Our rating: 5

7. Reliability

We haven’t heard any horror stories from Fiesta buyers concerning common faults, and the car has performed well in customer satisfaction surveys and reliability studies. For example, Warranty Direct’s Reliability Index places the Fiesta near the top of the scale for dependability. That sort of performance should provide buyers with plenty of confidence.

Our rating: 5

8. Safety

The Fiesta received a maximum five-star rating in Euro NCAP crash tests, but the real headline-grabbers are the bits and pieces that are available on top of the seven airbags that come as standard on every model. This includes Active City Stop – which helps drivers avoid low-speed collisions – and Emergency Assistance, which forms part of the SYNC system. Also available is MyKey, a system that allows several keys to operate the car, but with various settings (such as the car’s maximum speed, the volume of the stereo and so on) uniquely programmed to each key by the owner. This lets parents, for example, reduce the dangers faced by teenagers at the wheel.

Our rating: 5

9. Equipment

The Fiesta is available in very wide range of trims. Studio covers the basics, but little more, with Ford Easy Fuel (which prevents misfuelling), MP3-compatible CD player with aux and USB connections, front electric windows, electric mirrors and a 60:40 folding rear seat. Style adds remote locking, air-conditioning and a more adjustable driver’s seat, while Zetec models come with 15-inch alloys and a Quick Clear heated windscreen, and Zetec S adds a bodykit, 16-inch alloys, sports seats and sports suspension. More luxurious is the Titanium with its power folding mirrors, chrome exterior trim, automatic wipers, digital radio, automatic air-con and cruise control, while range-topping Titanium X models feature keyless entry and part-leather upholstery.

Our rating: 4

10. Why buy?
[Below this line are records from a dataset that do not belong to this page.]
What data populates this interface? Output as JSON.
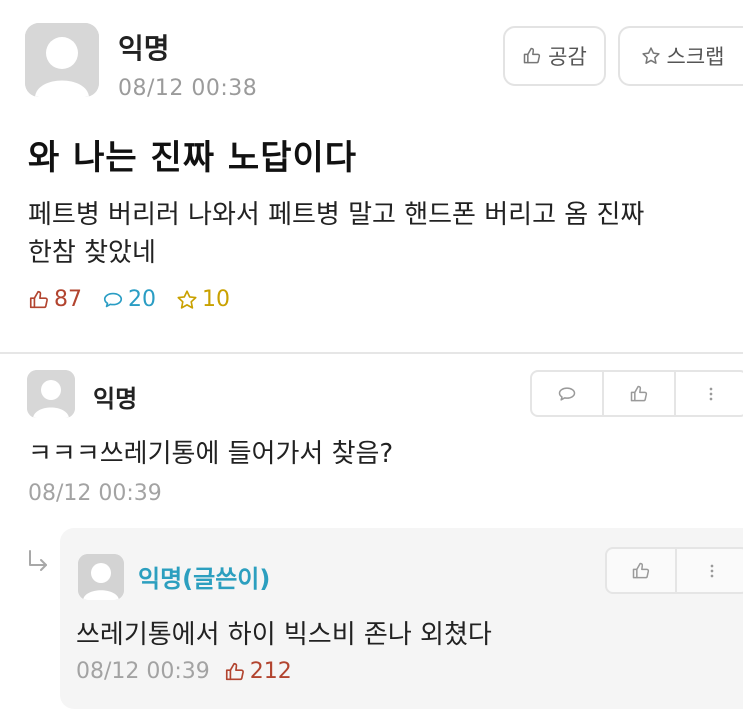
{
  "post": {
    "author": "익명",
    "time": "08/12 00:38",
    "like_button": "공감",
    "scrap_button": "스크랩",
    "title": "와 나는 진짜 노답이다",
    "body_line1": "페트병 버리러 나와서 페트병 말고 핸드폰 버리고 옴 진짜",
    "body_line2": "한참 찾았네",
    "likes": "87",
    "comments": "20",
    "scraps": "10"
  },
  "comment": {
    "author": "익명",
    "text": "ㅋㅋㅋ쓰레기통에 들어가서 찾음?",
    "time": "08/12 00:39"
  },
  "reply": {
    "author": "익명(글쓴이)",
    "text": "쓰레기통에서 하이 빅스비 존나 외쳤다",
    "time": "08/12 00:39",
    "likes": "212"
  },
  "colors": {
    "like": "#b2442f",
    "comment": "#2a9dc4",
    "scrap": "#c9a100",
    "op_author": "#2c9fbf"
  }
}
The Ford Fiesta is very well built and good to look at, so there’s no surprise it is consistently one of Britain’s best-selling cars. Throw in the fact that it’s also cheap to run and exceptionally good to drive, and the Fiesta should certainly be on any supermini buyer’s shortlist.

Our rating: 5
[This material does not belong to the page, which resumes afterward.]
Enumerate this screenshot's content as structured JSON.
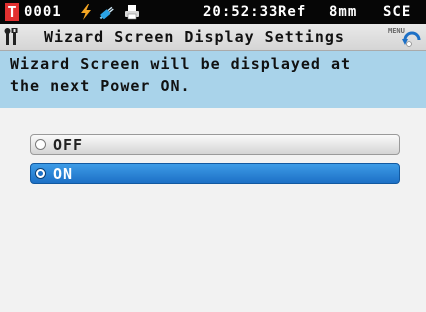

Expert review 4.6stars

  • Exterior5
  • Interior4
  • Practicality4
  • Ride and handling5
  • Performance4
  • Running costs5
  • Reliability5
  • Safety5
  • Equipment4
  • Why buy?5
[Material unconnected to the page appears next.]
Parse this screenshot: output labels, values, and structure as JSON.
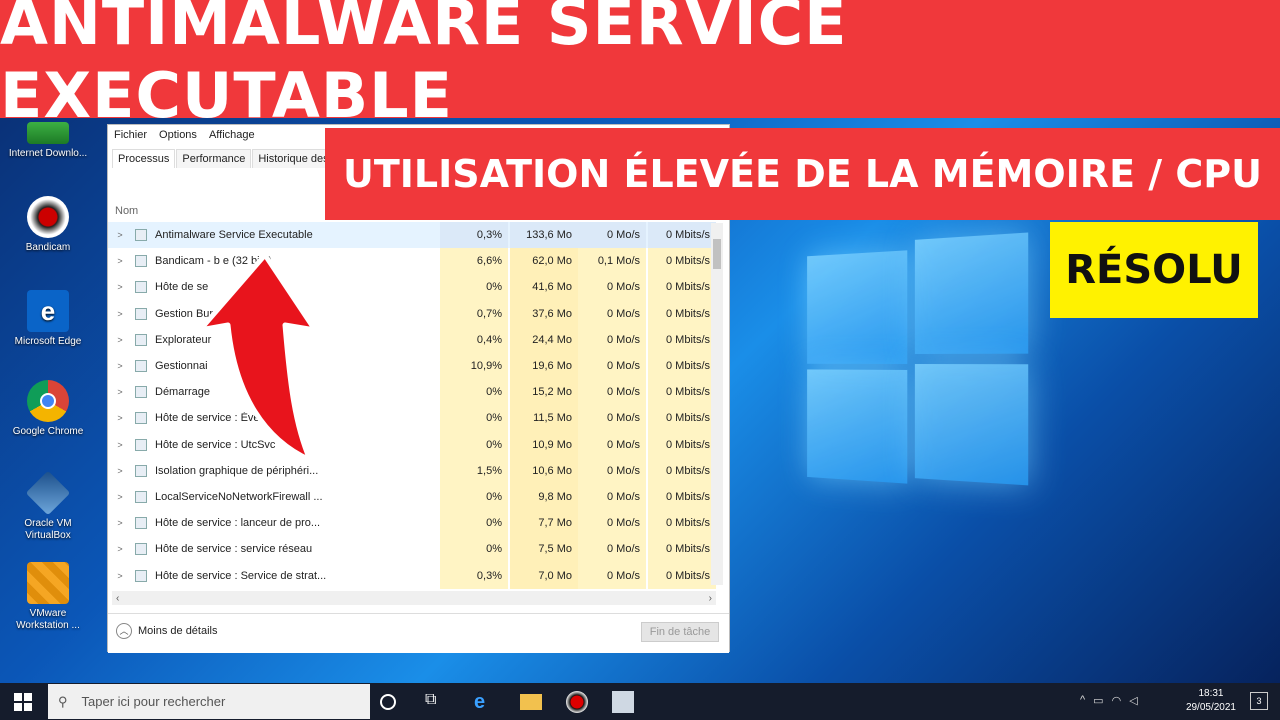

Our recommendations

Pick of the range

Fiesta 1.0T Ecoboost 100 Zetec 5dr

Provides everything you need from your Fiesta, for a reasonable price

Most Economical

Fiesta 1.6 TDCI 95 Zetec Econetic 5dr

This eco-special still has a strong, refined engine

Best Avoided

Fiesta 1.6 105 Powershift Titanium 3dr

This engine and gearbox combo gives poor economy and strangled performance

For us, the 99bhp Ecoboost engine provides everything you need – it’s perky, refined and very efficient. Zetec is our favourite trim thanks to its good looks and competitive luxury kit.